The Atacama Desert of northern Chile is the driest desert on earth. Some locations there have never received recorded rainfall, and the average rainfall in some regions of the desert is 1 millimeter (0.04 inches) per year. It has lots of volcanoes, as you see in this top photo of what is a very cloudy day in this region.
This is typical of the scenery. The Atacama is so dry because the moisture from the Pacific Ocean does not cross the coastal mountain range, and the tall Andes Mountains block moisture from the Amazon Basin from drifting westward.
San Pedro de Atacama is the main town for the tourist region of the Atacama. It is the location of outfitters who will take hikers and tourists up into the Andes. This is the main church of the town. There is also a small museum. The mummified human remains that had been a major attraction for the museum have been removed out of respect for the indigenous cultures.
Straw is a common roofing material. Many parts of the Atacama did not receive any significant rainfall from 1570 to 1971, so the roofs are needed more for protection from the sun than rain.
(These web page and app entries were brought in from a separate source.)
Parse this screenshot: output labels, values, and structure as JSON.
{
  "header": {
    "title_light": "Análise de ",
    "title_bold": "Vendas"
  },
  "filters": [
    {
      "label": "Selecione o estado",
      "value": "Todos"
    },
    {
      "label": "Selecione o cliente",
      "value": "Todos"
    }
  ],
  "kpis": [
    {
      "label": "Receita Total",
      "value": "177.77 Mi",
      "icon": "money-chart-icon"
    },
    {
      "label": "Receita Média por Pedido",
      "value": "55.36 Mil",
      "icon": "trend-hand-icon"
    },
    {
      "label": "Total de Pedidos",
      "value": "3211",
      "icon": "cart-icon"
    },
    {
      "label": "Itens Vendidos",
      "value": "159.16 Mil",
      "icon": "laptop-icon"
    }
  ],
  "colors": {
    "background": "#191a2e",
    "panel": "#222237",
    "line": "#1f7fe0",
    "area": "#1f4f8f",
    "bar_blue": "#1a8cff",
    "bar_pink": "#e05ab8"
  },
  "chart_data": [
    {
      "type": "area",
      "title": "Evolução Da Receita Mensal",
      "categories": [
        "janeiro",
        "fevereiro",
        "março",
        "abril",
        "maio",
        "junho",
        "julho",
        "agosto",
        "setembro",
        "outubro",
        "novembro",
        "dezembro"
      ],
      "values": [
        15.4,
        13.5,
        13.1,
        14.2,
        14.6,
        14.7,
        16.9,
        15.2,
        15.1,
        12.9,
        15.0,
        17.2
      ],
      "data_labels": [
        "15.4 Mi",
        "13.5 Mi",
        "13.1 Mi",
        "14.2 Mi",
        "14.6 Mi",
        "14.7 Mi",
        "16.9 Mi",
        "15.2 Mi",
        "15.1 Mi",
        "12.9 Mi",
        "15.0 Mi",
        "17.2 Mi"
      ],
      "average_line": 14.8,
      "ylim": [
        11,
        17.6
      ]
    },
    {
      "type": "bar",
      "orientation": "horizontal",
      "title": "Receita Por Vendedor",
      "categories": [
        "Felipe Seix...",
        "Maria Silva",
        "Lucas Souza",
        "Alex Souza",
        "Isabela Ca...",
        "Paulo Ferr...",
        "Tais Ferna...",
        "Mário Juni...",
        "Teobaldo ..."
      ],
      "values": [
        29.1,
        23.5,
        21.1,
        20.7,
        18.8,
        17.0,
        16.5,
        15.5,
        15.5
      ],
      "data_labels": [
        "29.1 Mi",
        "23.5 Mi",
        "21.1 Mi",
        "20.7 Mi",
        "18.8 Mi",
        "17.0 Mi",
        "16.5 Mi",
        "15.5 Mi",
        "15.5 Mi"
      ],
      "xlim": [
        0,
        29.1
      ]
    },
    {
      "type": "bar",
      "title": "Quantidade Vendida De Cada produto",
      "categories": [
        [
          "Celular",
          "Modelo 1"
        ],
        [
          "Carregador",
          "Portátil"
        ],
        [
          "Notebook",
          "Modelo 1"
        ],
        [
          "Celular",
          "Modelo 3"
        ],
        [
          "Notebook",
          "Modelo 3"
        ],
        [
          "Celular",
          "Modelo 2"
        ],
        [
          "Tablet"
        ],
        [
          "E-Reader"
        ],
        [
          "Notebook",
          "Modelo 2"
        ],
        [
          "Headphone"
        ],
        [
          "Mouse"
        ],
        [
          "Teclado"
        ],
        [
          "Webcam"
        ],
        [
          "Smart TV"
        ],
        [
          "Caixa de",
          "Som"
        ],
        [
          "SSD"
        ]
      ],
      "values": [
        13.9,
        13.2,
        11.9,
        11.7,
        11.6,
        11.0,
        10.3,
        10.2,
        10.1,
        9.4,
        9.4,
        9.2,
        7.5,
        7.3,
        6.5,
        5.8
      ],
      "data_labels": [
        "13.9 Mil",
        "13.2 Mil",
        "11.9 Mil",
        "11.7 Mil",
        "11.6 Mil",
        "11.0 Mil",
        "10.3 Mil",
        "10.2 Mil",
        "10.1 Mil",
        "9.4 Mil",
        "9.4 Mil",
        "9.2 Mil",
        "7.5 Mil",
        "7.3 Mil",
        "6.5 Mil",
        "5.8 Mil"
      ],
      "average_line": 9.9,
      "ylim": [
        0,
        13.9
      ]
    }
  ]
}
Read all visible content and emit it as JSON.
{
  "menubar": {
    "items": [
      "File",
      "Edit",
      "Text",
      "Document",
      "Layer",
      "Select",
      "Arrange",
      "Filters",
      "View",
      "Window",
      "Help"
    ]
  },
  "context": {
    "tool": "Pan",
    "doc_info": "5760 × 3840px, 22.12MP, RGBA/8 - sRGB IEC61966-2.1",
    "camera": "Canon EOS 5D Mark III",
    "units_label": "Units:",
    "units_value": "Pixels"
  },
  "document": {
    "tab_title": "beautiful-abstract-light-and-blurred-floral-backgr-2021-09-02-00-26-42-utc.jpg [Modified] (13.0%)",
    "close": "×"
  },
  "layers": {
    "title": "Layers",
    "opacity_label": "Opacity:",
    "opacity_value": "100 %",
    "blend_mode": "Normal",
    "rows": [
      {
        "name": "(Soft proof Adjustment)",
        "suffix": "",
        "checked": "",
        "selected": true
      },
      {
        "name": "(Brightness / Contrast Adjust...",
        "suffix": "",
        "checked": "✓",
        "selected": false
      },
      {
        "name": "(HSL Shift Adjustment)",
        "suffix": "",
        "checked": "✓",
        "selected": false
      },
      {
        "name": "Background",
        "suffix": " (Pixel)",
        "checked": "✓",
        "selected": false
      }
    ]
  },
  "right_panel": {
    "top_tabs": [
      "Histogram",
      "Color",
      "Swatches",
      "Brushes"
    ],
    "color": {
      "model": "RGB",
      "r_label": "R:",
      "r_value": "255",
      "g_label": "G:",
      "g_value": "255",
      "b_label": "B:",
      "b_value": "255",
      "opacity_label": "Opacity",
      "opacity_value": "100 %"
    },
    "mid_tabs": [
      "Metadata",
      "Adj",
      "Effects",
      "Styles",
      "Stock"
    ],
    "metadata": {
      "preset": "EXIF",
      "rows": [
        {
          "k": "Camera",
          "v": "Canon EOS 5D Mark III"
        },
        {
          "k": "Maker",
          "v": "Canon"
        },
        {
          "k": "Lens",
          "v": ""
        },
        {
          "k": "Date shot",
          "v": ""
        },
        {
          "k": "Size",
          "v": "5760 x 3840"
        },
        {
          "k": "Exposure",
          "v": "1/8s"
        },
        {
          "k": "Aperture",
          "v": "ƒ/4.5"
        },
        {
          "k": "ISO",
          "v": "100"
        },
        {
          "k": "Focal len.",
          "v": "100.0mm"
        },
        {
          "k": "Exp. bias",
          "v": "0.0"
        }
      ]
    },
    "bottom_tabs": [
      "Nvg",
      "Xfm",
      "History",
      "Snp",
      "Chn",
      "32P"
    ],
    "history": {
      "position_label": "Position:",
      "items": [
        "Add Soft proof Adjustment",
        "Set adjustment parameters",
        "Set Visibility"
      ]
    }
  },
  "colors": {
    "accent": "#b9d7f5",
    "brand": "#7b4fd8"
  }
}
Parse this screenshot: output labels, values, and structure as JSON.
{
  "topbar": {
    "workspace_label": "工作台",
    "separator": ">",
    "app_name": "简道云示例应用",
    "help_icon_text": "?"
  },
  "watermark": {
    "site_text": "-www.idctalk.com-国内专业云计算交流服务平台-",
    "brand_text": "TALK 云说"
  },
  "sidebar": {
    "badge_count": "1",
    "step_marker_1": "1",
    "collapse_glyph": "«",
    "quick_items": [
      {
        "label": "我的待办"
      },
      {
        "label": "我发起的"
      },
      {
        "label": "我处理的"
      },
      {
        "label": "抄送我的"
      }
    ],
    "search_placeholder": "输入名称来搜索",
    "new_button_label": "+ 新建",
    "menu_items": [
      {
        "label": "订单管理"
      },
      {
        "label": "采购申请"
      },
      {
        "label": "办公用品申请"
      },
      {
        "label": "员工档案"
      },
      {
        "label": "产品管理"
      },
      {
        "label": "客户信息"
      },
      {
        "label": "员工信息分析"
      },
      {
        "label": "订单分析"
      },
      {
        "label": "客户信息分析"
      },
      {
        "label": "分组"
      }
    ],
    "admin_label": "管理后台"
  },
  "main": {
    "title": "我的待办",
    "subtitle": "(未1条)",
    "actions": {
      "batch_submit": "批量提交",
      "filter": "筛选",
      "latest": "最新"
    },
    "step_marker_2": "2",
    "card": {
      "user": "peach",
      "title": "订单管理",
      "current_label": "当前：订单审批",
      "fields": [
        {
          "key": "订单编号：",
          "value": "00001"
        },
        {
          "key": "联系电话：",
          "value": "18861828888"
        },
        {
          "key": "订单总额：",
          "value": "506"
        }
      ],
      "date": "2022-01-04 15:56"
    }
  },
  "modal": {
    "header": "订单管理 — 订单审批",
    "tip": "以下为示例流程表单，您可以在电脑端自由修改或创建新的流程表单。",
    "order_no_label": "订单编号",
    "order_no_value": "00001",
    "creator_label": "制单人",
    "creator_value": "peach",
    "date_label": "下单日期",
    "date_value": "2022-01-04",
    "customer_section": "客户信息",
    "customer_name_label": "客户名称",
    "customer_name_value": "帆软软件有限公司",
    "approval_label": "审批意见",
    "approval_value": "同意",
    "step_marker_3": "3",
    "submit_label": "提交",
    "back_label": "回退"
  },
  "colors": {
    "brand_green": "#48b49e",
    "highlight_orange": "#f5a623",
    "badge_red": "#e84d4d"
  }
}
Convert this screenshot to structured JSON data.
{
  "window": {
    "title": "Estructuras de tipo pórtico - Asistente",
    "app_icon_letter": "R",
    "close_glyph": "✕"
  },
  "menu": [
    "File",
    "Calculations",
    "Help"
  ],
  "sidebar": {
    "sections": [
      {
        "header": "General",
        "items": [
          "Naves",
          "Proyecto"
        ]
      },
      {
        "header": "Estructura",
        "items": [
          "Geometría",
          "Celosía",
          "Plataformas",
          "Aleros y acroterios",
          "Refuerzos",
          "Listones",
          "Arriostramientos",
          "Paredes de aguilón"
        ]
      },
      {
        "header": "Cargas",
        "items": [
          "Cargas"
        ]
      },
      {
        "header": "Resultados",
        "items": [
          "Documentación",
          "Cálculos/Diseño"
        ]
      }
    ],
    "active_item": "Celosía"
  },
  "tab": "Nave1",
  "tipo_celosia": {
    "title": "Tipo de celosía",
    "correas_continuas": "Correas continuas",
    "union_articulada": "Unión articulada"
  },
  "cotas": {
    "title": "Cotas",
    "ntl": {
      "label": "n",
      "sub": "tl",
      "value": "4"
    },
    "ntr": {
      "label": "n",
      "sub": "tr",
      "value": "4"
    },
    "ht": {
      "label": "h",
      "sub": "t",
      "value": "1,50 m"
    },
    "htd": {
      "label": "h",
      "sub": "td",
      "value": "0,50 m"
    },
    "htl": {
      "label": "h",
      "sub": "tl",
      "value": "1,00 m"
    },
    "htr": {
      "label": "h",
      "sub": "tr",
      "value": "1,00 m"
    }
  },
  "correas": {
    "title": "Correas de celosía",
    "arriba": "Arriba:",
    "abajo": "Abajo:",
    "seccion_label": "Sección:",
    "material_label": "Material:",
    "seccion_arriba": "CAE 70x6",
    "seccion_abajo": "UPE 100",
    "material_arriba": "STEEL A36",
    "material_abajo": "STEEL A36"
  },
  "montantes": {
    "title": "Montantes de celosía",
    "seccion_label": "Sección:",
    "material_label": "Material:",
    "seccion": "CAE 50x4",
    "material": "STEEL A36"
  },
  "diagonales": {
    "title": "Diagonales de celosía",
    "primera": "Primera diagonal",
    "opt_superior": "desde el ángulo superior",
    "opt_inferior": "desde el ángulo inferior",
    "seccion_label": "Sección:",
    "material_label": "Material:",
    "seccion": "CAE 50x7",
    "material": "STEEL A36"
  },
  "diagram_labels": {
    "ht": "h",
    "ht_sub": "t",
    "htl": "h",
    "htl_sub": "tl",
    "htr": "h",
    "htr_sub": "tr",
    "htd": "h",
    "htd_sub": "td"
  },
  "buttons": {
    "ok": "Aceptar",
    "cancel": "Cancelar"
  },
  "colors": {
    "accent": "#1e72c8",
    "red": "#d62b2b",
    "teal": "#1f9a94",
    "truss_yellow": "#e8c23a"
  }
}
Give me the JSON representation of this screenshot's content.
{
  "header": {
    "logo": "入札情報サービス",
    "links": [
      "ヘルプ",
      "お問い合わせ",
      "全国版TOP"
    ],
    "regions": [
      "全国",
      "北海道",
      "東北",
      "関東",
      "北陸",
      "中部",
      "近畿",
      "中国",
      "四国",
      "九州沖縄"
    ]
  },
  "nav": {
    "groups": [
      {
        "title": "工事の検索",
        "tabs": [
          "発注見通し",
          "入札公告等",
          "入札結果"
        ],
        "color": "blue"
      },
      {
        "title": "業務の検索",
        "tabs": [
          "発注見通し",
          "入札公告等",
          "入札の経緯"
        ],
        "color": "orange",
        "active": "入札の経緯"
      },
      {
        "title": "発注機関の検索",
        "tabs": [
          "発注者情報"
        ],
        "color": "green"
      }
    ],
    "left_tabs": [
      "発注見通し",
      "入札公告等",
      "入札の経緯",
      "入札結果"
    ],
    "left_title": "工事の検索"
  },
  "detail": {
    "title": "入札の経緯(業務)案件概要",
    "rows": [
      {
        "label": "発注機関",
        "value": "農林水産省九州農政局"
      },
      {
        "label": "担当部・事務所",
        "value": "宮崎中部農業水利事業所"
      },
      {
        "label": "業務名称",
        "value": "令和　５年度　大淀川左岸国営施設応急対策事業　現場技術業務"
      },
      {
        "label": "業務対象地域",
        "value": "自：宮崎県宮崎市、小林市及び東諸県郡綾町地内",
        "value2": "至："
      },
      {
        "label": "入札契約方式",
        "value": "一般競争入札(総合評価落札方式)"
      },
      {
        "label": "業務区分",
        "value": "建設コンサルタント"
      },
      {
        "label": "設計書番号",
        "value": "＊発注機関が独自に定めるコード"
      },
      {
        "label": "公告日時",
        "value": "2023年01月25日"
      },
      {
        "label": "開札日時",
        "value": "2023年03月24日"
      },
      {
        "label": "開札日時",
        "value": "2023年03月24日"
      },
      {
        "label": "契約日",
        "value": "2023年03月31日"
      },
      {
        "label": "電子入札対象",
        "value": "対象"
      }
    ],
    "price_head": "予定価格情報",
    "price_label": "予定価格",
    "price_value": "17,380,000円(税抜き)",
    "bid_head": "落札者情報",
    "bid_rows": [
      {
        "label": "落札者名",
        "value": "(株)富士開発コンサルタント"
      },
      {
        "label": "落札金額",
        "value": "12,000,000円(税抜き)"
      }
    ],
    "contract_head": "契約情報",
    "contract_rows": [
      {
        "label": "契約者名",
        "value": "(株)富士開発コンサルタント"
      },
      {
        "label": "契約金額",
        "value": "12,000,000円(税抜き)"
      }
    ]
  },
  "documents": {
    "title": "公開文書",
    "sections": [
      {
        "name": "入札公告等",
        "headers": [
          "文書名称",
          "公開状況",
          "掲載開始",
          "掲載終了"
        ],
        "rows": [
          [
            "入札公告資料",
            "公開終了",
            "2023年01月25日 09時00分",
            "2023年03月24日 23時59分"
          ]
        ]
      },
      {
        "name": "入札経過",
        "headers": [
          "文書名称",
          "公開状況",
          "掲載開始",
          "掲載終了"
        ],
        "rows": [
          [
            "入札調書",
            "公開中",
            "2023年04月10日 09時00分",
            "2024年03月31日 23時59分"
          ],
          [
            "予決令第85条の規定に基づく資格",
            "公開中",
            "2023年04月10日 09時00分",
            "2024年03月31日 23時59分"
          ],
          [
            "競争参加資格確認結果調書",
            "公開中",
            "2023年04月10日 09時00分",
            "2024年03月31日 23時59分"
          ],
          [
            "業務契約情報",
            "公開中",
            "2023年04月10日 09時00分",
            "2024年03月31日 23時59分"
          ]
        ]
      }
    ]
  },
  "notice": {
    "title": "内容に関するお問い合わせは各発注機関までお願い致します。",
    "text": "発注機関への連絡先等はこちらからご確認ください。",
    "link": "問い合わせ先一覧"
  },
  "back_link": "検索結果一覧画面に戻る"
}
The highest altitude geyser field in the world is in the Atacama. In many places visitors can walk right up to bubbling and steaming vents, with pungent sulfuric odors.